‘No more silence’: March for Our Lives draws hundreds in downtown Duluth
Hundreds of Duluth students and community members joined millions nationwide Saturday in marching to call for action to prevent gun violence.
The local observance of the national March for Our Lives movement, sparked by a deadly school shooting in Florida last month, started Saturday evening in the shadow of Historic Old Central High School. Students from each of Duluth's high schools and from local universities spoke to cheers from the crowd assembled ahead of the march.
"We are not targets and we will not sit like pawns while those who have the power to protect us do not take action," University of Minnesota Duluth student Maren Friemann said.
"They say we are too young to know what we are talking about, when we are the ones who walk these halls, the ones who huddle in the corners of America's classrooms and wait out the lockdowns. But they are wrong — we know why we are here. We are here to let everyone know that our schools are not battlefields, our teachers are not soldiers and our children will not be casualties. ... We will not go away until change is made."
Duluth Mayor Emily Larson lauded the students who organized the local march.
"You are not our future leaders, you are not our emerging leaders — you are our leaders today, and you are showing us the way," Larson said. "It is so important that you tell us what we can do to support what you need because we believe in you, we trust you; you are our hope and you are our future."

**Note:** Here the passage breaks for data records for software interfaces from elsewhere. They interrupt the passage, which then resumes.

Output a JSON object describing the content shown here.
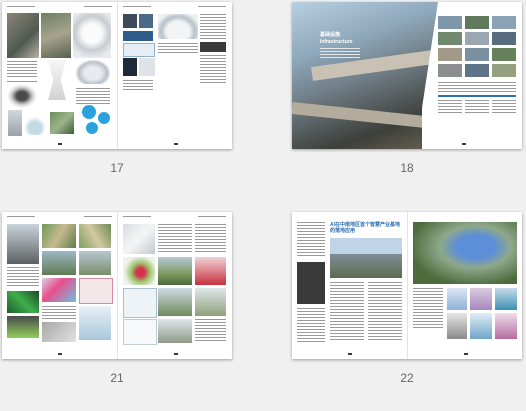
{
  "pages": [
    {
      "label": "17"
    },
    {
      "label": "18",
      "title_cn": "基础设施",
      "title_en": "Infrastructure"
    },
    {
      "label": "21"
    },
    {
      "label": "22",
      "title_cn": "AI在中南地区首个智慧产业基地的落地应用"
    }
  ],
  "colors": {
    "background": "#f0f0f0",
    "accent_blue": "#2aa3dc",
    "heading_blue": "#2a6fb0"
  }
}
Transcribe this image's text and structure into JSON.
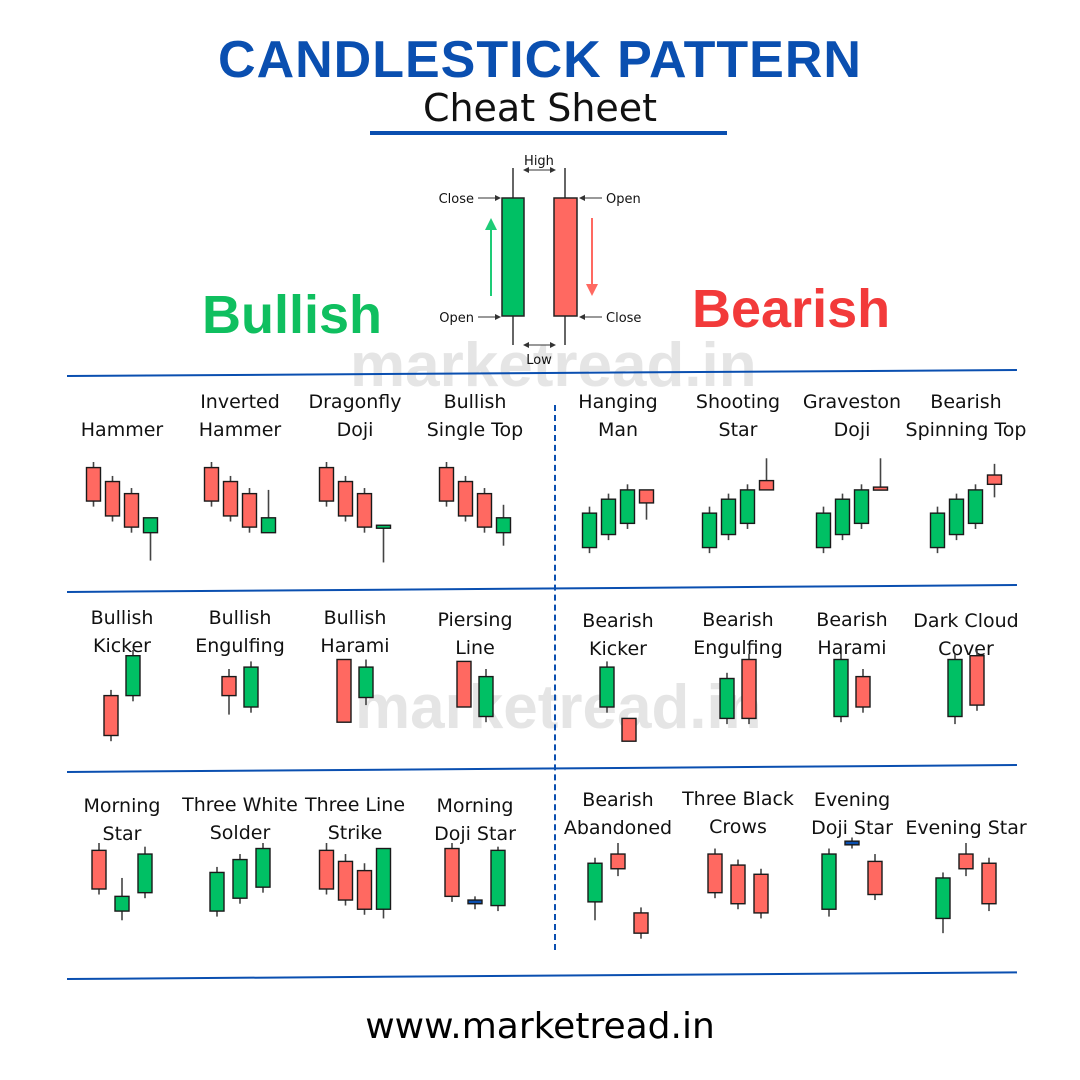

The march went down First Avenue East to First Street and then on to the Civic Center. Along the way, the large crowd chanted.
“We call B.S.”
“No more silence. End gun violence.”
“Protect our kids. Not our guns.”
On the steps of City Hall were 17 pairs of shoes, marking each life lost on Feb. 14 in the Parkland, Fla., school shooting. Rubee Bocht, 15, a freshman at Duluth East High School, came out to march because “the amount of shootings in this country are ridiculous.”
“I don’t want to wait until I’m personally impacted by gun violence to start a conversation,” she said. “I hope today opens up the eyes of all of our representatives in Congress and the White House and shows them that we are going to continue to fight until something is done.”
University of Minnesota Duluth student body president Mike Kenyanya spoke to the crowd at the Civic Center. He said he was embarrassed to admit it, but he almost didn’t attend the march when he was asked to speak.
“In student government we’re supposed to be a nonpartisan organization, and I was worried that this was going to look biased. Then I came to my senses,” he said. “Marching for our lives is not a partisan topic. It’s not progressive, it’s not conservative, it’s not liberal. It’s crazy that we are marching for our lives and the narrative has been teetered that way that I thought I couldn’t do this.”
During his speech, Kenyanya talked about a YouTube video called “Ed — A Petition for Stronger Gun Laws.” In the video a man walks into an office with a gun. He aims, shoots and misses. While he reloads his gun, everyone runs away, and by the time he’s done everyone has escaped. His gun is a musket.
“At the writing of the Second Amendment, a coward in Las Vegas couldn’t kill 58 people and leave another 800 injured,” Kenyanya said. “Guns have changed. It’s time for our gun laws to do the same.”
Melissa Frank, a UMD graduate student, told the crowd about how her son Ben was killed on Dec. 22 in St. Cloud by his roommate, who was a member of the military and a legal gun owner.
“We thought he was Ben’s friend. Instead, his suicide letter talked about how he didn’t want to be alive anymore because he felt like he couldn’t die in a war as a real man should,” she said through tears. “In the end, he chose to end Ben’s life before taking his own.”
Frank said she wasn’t sure if she could speak Saturday because she was still in the beginning stages of grieving her son, but she did it for him.
“I’m standing here as a reminder that the future can be lost in the blink of an eye. I’m standing here as a legal gun owner to tell you that we haven’t done enough to protect the valuable lives around us. The lives of our children, our friends and our neighbors,” Frank said. “We deserve the opportunity to ask gun owners to be conscientious and to learn about the responsibilities of owning a firearm. … We deserve to ask companies and organizations to put aside their love of profits and stop creating items for sale that make guns even more dangerous, like bump stocks and high-capacity magazines. We deserve to ask for a waiting period and a national background check that works. … Most of all, we need and deserve gun laws that save lives.”
March for Our Lives was created, inspired and led by students across the country who are asking state and federal lawmakers to take action and pass gun control laws so that what happened in Parkland, Fla., never happens again.
This year on Valentine’s Day, 17 students and teachers were killed when a former student entered Marjory Stoneman Douglas High School in Parkland, armed with an AR-15 semi-automatic rifle and multiple magazines that he purchased legally. Since then, students from Stoneman Douglas High School have been vocal about needing stricter gun laws, and students around the nation have rallied behind them.
Grand Rapids, Ely and Grand Marais also hosted March for Our Lives events Saturday. They came in the wake of student walkouts across the state and the nation on March 14, one month after the deadly Parkland shooting.
Andrew Krueger of the News Tribune staff contributed to this report.